After a lot of thinking, and finishing up other projects, it wasn’t until 2016 that I started some serious planning for the cards. I collected information about what I wanted for the individual cards and started storing these in A4 lever arch files. This has now expanded to cover seven folders.

The theme of the deck is influenced by vintage photography from the Victorian and Edwardian eras, inspired by images of fortune tellers, gypsies, dancers, silent movie stars and film stills. Some of these images appear in the header image at the top of this page. Add to that Victorian and Renaissance paintings and symbolism and references to tarot decks through the ages from the Visconti deck to Tarot de Marseille, to the French occultist decks and onto the Rider Waite deck and then more modern decks.

My approach to card design has been in two parts.

Firstly, what do the tarot cards mean to me? What are the key elements and symbolism of a card that are the core of the meaning for that card?

Secondly, how do I incorporate those elements and symbols in an image created by the wet plate collodion process and with the aesthetic mentioned above?

In addition to these factors, I also have to consider the following:

  • Wet plate collodion has some distinct issues that need to be considered in the design stage of the image.
  •  As a photographic deck created without the use of Photoshop or collage techniques, costumes, props and accessories all need to be acquired.
  • I don’t want to use the same model on more than one card (although there is a case to do so for some cards if we consider the major arcana as a journey) so will need a large number of models.

Over the next few blogs, I will consider the above five areas in more detail.

Welcome to the Jook Tarot

So after working on this project for a very very long time, I have finally decided to get this website up and running to share the process. A lot of work has been undertaken already in the creation of this deck, and I will summarise this in my first proper blog post.
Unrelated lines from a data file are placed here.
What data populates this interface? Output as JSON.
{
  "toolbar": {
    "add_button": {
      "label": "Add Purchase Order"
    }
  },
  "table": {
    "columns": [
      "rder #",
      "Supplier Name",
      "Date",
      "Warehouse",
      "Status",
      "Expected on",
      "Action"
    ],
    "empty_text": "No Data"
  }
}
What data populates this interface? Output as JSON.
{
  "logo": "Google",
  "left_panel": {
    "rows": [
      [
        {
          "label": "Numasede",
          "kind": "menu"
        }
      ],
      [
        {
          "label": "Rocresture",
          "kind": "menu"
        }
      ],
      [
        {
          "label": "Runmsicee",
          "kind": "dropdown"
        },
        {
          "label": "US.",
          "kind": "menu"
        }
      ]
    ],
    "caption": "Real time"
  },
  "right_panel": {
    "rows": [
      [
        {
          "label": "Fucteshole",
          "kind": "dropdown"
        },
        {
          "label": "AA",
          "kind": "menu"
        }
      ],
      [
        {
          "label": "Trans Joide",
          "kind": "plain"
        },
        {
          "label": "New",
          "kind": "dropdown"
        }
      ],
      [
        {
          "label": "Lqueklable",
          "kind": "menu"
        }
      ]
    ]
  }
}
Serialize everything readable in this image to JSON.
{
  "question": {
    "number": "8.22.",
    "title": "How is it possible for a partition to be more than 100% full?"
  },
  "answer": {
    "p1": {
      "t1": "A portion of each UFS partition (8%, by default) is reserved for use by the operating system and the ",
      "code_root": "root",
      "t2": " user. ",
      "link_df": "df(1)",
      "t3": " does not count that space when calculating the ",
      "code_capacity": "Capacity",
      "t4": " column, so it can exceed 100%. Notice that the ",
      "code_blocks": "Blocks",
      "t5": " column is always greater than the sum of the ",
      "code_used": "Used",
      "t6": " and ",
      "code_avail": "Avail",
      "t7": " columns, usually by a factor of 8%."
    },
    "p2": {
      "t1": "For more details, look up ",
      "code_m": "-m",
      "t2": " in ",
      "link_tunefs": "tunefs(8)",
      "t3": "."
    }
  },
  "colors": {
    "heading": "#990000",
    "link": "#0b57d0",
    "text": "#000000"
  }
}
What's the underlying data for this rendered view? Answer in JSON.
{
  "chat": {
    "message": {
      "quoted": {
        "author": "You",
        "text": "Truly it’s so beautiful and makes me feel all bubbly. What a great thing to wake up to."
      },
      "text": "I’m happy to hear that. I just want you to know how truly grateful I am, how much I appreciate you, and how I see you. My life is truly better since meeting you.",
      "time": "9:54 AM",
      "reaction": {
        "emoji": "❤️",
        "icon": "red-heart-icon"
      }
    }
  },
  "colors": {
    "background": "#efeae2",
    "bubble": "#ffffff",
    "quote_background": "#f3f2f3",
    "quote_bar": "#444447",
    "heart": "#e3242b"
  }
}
At the time of writing this post, I have fully designed and sketched 19 of the 22 major arcana and will be in a position to start photographing the images when I have acquired the relevant props.

© 2021 Jook Tarot

Theme by Anders NorénUp ↑